The book provides useful information on the subject of piracy and gives strategies that could be useful to the music industry in order to fight piracy.
In this article Kai Lung Hui and Ivan P.L. Png argue that although the demand for cds decreased with piracy, the impact of piracy on cd sales was much smaller than the industry estimates. They believe that the music industry lost only about 6.6% of its revenue to piracy. According to the IFPI in 1999 the music industry estimated a loss of 4.1 billion dollars to pirating.
In the beginning of the introduction Hui and Png give a few reasons as to why the publishers' losses to piracy may not be as large as what they claim. One reason is that if piracy were prevented users of pirated products may stop using the products instead of switching to the legitimate items. Another reason deals with the publishers' pricing strategy. Hui and Png also argue that piracy could actually boost the demand for legitimate items. Piracy steals from the demand of legitimate items because potential buyers switch to pirated products, but it also increases the demand for legitimate items because it intices more people to buy and increases their willingness to pay. Another issue that is looked at in this article is how prices are adjusted in response to the pirating of products.
In the second section of the article, Hui and Png look at two models of information product piracy. The first model called end-user piracy deals with private copying. The second model known as re-seller piracy deals with pirating by third-party members. Through extensive statistical analysis of these two models, Hui and Png came up with two hypothesis to test the demands for legitimate and pirated items.

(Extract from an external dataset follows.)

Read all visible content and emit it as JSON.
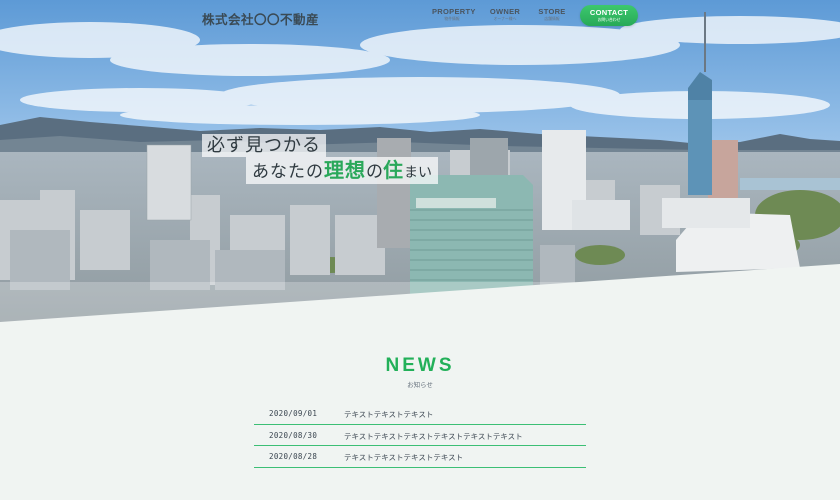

This article is full of extensive data and research but it combats my topic that piracy has had a great effect on the music industry. This article argues that piracy has had much less of an effect on the music industry than what has been stated.